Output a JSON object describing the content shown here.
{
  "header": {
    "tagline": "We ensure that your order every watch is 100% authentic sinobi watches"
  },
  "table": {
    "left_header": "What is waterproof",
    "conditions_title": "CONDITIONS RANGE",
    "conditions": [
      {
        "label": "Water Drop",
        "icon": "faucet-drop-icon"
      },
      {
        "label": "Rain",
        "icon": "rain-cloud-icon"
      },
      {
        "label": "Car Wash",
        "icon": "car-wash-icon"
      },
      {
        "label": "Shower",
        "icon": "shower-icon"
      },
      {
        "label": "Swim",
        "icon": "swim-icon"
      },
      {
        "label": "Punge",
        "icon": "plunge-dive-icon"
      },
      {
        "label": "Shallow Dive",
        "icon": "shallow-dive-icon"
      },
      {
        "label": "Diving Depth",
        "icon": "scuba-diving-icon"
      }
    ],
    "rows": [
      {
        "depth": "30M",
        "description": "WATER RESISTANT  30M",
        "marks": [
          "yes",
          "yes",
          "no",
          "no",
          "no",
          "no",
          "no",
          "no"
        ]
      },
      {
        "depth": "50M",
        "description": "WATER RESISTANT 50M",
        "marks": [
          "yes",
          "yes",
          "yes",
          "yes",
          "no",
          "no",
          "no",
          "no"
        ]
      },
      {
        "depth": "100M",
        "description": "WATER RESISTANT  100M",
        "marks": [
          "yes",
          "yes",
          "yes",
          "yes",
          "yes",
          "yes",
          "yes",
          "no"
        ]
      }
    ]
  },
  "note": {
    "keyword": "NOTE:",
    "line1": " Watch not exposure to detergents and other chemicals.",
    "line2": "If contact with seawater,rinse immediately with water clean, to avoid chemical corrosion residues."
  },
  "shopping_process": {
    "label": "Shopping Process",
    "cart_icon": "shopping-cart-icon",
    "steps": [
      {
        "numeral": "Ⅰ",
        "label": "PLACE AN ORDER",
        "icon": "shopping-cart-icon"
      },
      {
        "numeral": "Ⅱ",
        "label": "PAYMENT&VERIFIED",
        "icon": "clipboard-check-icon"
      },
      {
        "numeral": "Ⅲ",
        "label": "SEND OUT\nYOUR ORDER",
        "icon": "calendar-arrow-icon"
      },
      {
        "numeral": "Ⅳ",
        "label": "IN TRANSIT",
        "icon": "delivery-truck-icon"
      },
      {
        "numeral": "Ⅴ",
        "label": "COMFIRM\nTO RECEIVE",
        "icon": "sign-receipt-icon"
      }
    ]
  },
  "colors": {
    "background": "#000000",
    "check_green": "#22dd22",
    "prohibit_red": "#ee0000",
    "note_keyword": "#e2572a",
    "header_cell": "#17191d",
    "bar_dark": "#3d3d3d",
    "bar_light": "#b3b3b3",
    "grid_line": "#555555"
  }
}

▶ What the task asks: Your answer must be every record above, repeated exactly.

▶ Solution for this task:
Output a JSON object describing the content shown here.
{
  "header": {
    "tagline": "We ensure that your order every watch is 100% authentic sinobi watches"
  },
  "table": {
    "left_header": "What is waterproof",
    "conditions_title": "CONDITIONS RANGE",
    "conditions": [
      {
        "label": "Water Drop",
        "icon": "faucet-drop-icon"
      },
      {
        "label": "Rain",
        "icon": "rain-cloud-icon"
      },
      {
        "label": "Car Wash",
        "icon": "car-wash-icon"
      },
      {
        "label": "Shower",
        "icon": "shower-icon"
      },
      {
        "label": "Swim",
        "icon": "swim-icon"
      },
      {
        "label": "Punge",
        "icon": "plunge-dive-icon"
      },
      {
        "label": "Shallow Dive",
        "icon": "shallow-dive-icon"
      },
      {
        "label": "Diving Depth",
        "icon": "scuba-diving-icon"
      }
    ],
    "rows": [
      {
        "depth": "30M",
        "description": "WATER RESISTANT  30M",
        "marks": [
          "yes",
          "yes",
          "no",
          "no",
          "no",
          "no",
          "no",
          "no"
        ]
      },
      {
        "depth": "50M",
        "description": "WATER RESISTANT 50M",
        "marks": [
          "yes",
          "yes",
          "yes",
          "yes",
          "no",
          "no",
          "no",
          "no"
        ]
      },
      {
        "depth": "100M",
        "description": "WATER RESISTANT  100M",
        "marks": [
          "yes",
          "yes",
          "yes",
          "yes",
          "yes",
          "yes",
          "yes",
          "no"
        ]
      }
    ]
  },
  "note": {
    "keyword": "NOTE:",
    "line1": " Watch not exposure to detergents and other chemicals.",
    "line2": "If contact with seawater,rinse immediately with water clean, to avoid chemical corrosion residues."
  },
  "shopping_process": {
    "label": "Shopping Process",
    "cart_icon": "shopping-cart-icon",
    "steps": [
      {
        "numeral": "Ⅰ",
        "label": "PLACE AN ORDER",
        "icon": "shopping-cart-icon"
      },
      {
        "numeral": "Ⅱ",
        "label": "PAYMENT&VERIFIED",
        "icon": "clipboard-check-icon"
      },
      {
        "numeral": "Ⅲ",
        "label": "SEND OUT\nYOUR ORDER",
        "icon": "calendar-arrow-icon"
      },
      {
        "numeral": "Ⅳ",
        "label": "IN TRANSIT",
        "icon": "delivery-truck-icon"
      },
      {
        "numeral": "Ⅴ",
        "label": "COMFIRM\nTO RECEIVE",
        "icon": "sign-receipt-icon"
      }
    ]
  },
  "colors": {
    "background": "#000000",
    "check_green": "#22dd22",
    "prohibit_red": "#ee0000",
    "note_keyword": "#e2572a",
    "header_cell": "#17191d",
    "bar_dark": "#3d3d3d",
    "bar_light": "#b3b3b3",
    "grid_line": "#555555"
  }
}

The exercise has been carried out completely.